The American Red Cross is entering a new arena.
The organization’s Aquatic Attraction Lifeguarding program will debut in January and is the first to emphasize extreme shallow water rescue.
“As we look at the ever expanding extreme shallow water parks and pools that are around three feet and less, and as we look at our rescues and skills in our other courses, those are mainly geared at swimming rescues … so we needed to develop some skills for that specific environment,” said Stephanie Shook, American Red Cross senior product manager of aquatics and the national director of the aquatic exam service.
The 22.5-hour course will cover rescues in winding rivers, catch pools, slide run-outs, water play areas and slide dispatch.

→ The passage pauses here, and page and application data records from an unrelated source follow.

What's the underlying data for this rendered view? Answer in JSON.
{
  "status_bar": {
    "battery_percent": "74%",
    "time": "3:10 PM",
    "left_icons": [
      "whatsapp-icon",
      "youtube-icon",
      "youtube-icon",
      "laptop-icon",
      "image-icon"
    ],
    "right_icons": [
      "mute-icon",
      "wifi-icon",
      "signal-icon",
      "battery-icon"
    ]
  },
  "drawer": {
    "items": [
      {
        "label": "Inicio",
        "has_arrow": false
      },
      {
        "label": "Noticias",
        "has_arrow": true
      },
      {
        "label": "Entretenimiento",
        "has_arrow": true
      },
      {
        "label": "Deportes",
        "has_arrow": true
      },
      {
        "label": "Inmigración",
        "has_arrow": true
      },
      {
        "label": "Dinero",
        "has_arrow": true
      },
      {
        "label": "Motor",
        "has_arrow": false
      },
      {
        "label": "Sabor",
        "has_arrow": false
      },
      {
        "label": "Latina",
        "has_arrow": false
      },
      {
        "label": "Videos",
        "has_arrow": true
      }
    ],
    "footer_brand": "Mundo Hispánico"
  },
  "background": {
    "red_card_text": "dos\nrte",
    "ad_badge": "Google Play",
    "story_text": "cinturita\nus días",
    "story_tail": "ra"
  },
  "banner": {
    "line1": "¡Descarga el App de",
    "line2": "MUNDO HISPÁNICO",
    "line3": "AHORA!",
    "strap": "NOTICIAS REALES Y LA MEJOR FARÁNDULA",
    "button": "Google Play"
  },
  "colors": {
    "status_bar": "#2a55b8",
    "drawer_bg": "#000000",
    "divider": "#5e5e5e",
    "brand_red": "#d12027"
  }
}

A major influence in the creation of the program was the newly released Model Aquatic Health Code, Shook explained. In particular is its outline regarding the necessary use of a rescue tube. While the code does not mandate their use in extreme shallow water, it does address when a lifeguard must wear it on their person versus when it needs to be available immediately, she said.
If a lifeguard is in three feet of water or higher then he or she must be wearing the rescue tube because it may be needed during a swim rescue. However, in less than three feet of water, the rescue tube would not be required, she explained.
“We found that pools and parks that had lifeguards standing in even one foot of water, say the bottom of a catch slide that was extremely shallow, the rescue tube was in the way so they weren’t wearing it any way,” she said.
Another key segment the organization hopes to address with this program is slide dispatch, a role the industry has debated over the years.
In some cases, those individuals working at the top are “dry” and although they have CPR training they are not certified lifeguards. This course would allow a facility to have a position that is trained in lifeguarding while also having the same consistent training in CPR and first aid as other lifeguards that might work in the deeper part of the park, Shook said.
An interest from partners, including amusement giant SeaWorld, also played a role in the development of the course. In fact, the Orlando, Fla.-based firm worked in tandem with the Red Cross over the last year and contributed to the new industry benchmarks. Under Red Cross guidelines, lifeguard instructors and instructor trainers from two of the company’s waterparks conducted pilot courses in the summer of 2014. SeaWorld plans to introduce the course as part of its 2015 operations training.
“This certification allows lifeguards to concentrate their continued training on situations specific to shallow water attractions while continuing to demonstrate high proficiency in patron surveillance, accident prevention and emergency response,” said Jim Costello, Director of Operations, Water Country USA.
The end result is a program that incorporates rescue methods borrowed from the Red Cross Waterpark Skills add-on module, along with new drills.
Some of the drills include a simple assist from any direction; handling passive victims who are either on the surface or submerged; and removal of an unconscious victim from the water on a backboard. First aid training will place emphasis on caring for head, neck and spinal injuries that could be common in extreme shallow water accidents.
With these specific skills, the Red Cross hopes the program will allow waterparks and recreation areas to hire more qualified people, Shook said.
The Red Cross currently is putting the finishing touches on the manual, videos and other resources. The cost to the facility per lifeguard is $35.